Pierre Boulle's book is a vastly superior story to that of the same name that became a movie. Pierre paints a picture of 3 men leaving a planet led by men that is superior in its capabilities. They venture forth to a new planet that sees the opposite, men are simple and apes are superior.
He explores this world with a factual approach, working to a cresencdo that leaves the reader unsure of the true nature and outcome of the journey... cryptic I know but we don't want any spoilers!
The only downside, is the lack of depth given to the characters through the narrator, which of course helps keep the book short but does not allow the reader to get lost in them either.
I truly am glad I have now read this book, and it will make watching the movie once again a special moment.
But this book, this story, this is genius. In many respects the film - the one with Charleton Heston and known to most people now only for the quote above (only slightly less well-known than "Leave the gun, take the cannolis) - stays faithful to its genesis. Still, the book is truly worth reading. It's short - a very quick read. Not quite a short story but more novella than novel. But the value is in the different perspective - first-person - in which, and from whom, it's written - and in the ending. This may be one of those few times when having seen the film beforehand makes for a greater appreciation of the book. Or at least doesn't take away from the experience of reading it.
Having seen the film or not, my bet is that, if this niche of science fiction is intriguing to you, you'll enjoy this - even though it's more than half a century old. Enjoy!
The main strength of "Planet of the Apes" is Boulle's portrayal of apes as the planet’s dominant species.
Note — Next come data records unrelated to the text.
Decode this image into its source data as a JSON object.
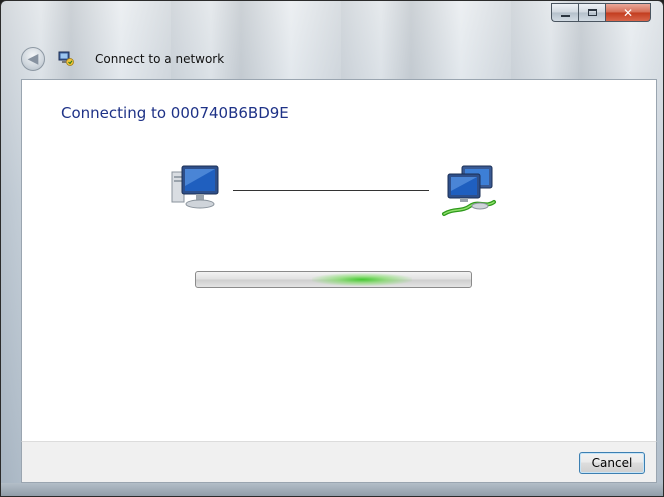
{
  "window": {
    "title": "Connect to a network",
    "caption": {
      "minimize_icon": "minimize-icon",
      "maximize_icon": "maximize-icon",
      "close_glyph": "✕"
    }
  },
  "nav": {
    "back_glyph": "◀",
    "app_icon": "network-wizard-icon"
  },
  "main": {
    "heading": "Connecting to 000740B6BD9E",
    "source_icon": "computer-icon",
    "target_icon": "network-icon",
    "progress": {
      "mode": "indeterminate",
      "glow_position": 0.42
    }
  },
  "footer": {
    "cancel_label": "Cancel"
  },
  "colors": {
    "heading": "#1e3287",
    "progress_glow": "#3cc828",
    "close_button": "#c23c1e",
    "button_focus_border": "#3c7fb1"
  }
}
The eversal of roles is one of the classic tools that science fiction uses to hold up a mirror up to our own society, and in this respect, "Planet of the Apes" works as a cautionary story on an evolutionary scale. While here on Earth we may see apes as animals, the society of the apes on Soror is fairly advanced. Their level of technology allows for cars, aircraft, and even satellites, for example. Perhaps even more impressive is that there is equality among apes, even though the three races have their definite roles in society. But they also experiment on humans for the benefit of science, and therein lay the danger: if Ulysse cannot prove his intelligence, he will eventually be subject to medical experimentation. This fight for intellectual freedom and social acceptance is the driving thread of the book.
Worth noting are some minor quibbles that, while making a small impact overall, made "Planet of the Apes" feel slightly rough around the edges. Foremost is the prose which is clunky at times. Also, some of the science is questionable; particularly the ability to stimulate the recall of species memory, which provided convenient plot advancement at the expense of being believable. Also, why do the travelers take it in stride that human life would exist on another planet?
But these anomalies only detract from the reading experience in a small way. "Planet of the Apes" is well worth the read even if you think you know how it will turn out. The book ending is different than the 1968 film version.